That's hott.

I think the Raven Queen's origins have also been revised: she was an elf queen who sought to become a deity during Corellon and Lolth's spat so she could make them shut up and come to an accord. The shadar-kai were the elves who were feeding her some of their soul-stuff so that she could undergo apotheosis; unfortunately, they were all betrayed by some evil wizards, the Raven Queen used more of the shadar-kai's souls to rain hell down on them, the ritual went wrong, and they all got sucked into the Shadowfell--where the elf queen became the Raven Queen and the elves who followed her became the gothy shadar-kai.

Oh, by the way, the evil wizards survived but were also changed; they became the nagpa, which are basically the skeksis from The Dark Crystal.

The Raven Queen now inhabits the Fortress of Memories, where she collects the memories of dead gods (!!!) and mortals alike. Best. Wunderkammer. Ever.

The Raven Queen might be crazy or she might be a cosmic sin-eater who purges the traumatized of their pain. She's your goth therapist.

Vecna is her stalker. You know he likes all of her pictures on Instagram. Also, maybe my 'ship is coming in: "Some sages posit that she iusing people as pawns in an inscrutablgame, the rules of which are known only to her and thLady of Pain." RQ + LoP = OTP.

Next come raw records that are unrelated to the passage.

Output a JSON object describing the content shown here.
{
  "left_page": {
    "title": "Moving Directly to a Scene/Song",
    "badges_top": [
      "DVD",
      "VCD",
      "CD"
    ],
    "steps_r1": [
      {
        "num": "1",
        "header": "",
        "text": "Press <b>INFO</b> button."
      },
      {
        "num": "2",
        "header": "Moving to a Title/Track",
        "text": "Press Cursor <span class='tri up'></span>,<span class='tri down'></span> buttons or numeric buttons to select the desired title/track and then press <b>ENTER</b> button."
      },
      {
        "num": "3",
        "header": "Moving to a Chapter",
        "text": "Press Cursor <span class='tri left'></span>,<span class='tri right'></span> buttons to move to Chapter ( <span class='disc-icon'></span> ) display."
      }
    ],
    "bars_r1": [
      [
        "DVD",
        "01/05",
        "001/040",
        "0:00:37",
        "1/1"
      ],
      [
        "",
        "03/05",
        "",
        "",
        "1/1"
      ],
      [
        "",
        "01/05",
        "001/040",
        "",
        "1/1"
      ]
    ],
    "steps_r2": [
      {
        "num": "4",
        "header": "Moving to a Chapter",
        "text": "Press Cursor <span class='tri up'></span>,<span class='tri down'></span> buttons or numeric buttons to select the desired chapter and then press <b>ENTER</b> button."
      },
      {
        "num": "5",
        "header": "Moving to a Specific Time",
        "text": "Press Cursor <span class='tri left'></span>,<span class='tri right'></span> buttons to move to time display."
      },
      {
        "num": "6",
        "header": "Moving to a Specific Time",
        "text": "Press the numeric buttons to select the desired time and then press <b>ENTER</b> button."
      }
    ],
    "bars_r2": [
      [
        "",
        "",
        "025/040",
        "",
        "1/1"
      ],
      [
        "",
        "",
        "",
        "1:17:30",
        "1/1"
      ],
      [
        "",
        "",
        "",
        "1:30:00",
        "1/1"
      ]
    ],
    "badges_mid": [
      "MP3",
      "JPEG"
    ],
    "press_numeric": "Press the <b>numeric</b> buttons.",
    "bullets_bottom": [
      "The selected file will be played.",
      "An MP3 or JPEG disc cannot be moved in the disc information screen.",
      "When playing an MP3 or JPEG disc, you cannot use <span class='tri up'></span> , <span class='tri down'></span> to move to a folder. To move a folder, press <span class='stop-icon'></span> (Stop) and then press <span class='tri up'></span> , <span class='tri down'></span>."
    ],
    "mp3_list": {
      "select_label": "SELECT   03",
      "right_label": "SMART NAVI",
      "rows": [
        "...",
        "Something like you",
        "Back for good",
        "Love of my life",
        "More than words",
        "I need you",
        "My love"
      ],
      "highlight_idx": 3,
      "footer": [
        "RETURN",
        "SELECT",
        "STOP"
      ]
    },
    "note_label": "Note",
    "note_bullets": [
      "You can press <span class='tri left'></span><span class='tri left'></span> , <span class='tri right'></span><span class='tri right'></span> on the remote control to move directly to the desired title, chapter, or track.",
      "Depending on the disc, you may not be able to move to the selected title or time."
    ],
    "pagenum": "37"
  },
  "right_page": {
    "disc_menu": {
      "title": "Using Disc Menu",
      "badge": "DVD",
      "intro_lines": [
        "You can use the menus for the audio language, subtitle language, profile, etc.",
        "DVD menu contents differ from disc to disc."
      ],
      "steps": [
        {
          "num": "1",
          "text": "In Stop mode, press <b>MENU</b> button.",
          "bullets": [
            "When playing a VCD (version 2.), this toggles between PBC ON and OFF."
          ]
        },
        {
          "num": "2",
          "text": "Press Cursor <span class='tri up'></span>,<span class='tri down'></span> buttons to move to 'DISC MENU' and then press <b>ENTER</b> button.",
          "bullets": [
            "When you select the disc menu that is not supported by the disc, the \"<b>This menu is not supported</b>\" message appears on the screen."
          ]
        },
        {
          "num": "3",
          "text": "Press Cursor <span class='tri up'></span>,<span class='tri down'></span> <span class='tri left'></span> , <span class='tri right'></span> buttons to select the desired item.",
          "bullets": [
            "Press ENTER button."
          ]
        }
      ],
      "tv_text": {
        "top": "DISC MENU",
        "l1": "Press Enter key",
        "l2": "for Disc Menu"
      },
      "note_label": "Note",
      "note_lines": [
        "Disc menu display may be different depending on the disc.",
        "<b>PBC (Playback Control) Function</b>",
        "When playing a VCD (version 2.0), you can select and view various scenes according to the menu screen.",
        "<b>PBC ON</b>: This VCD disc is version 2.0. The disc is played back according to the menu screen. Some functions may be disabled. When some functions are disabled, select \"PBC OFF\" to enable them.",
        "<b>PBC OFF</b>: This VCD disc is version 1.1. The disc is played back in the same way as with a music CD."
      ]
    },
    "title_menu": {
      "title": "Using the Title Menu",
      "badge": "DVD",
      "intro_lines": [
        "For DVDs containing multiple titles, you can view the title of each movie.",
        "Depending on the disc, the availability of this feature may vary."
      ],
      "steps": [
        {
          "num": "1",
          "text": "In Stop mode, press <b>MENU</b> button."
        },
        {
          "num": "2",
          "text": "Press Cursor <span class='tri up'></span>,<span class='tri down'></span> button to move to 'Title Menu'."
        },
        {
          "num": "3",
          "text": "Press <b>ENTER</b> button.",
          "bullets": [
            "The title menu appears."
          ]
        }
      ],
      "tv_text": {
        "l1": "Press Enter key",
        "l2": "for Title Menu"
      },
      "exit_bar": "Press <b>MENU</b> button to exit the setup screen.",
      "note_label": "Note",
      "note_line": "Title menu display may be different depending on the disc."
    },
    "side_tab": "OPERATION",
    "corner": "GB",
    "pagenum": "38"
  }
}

When they are outside of the Shadowfell, the Shadar-Kai look all gothy and hot, but in the Shadowfell they look tired and busted. Anyone who has been in a goth club at the end of the night when the lights come on will be familiar with this phenomenon.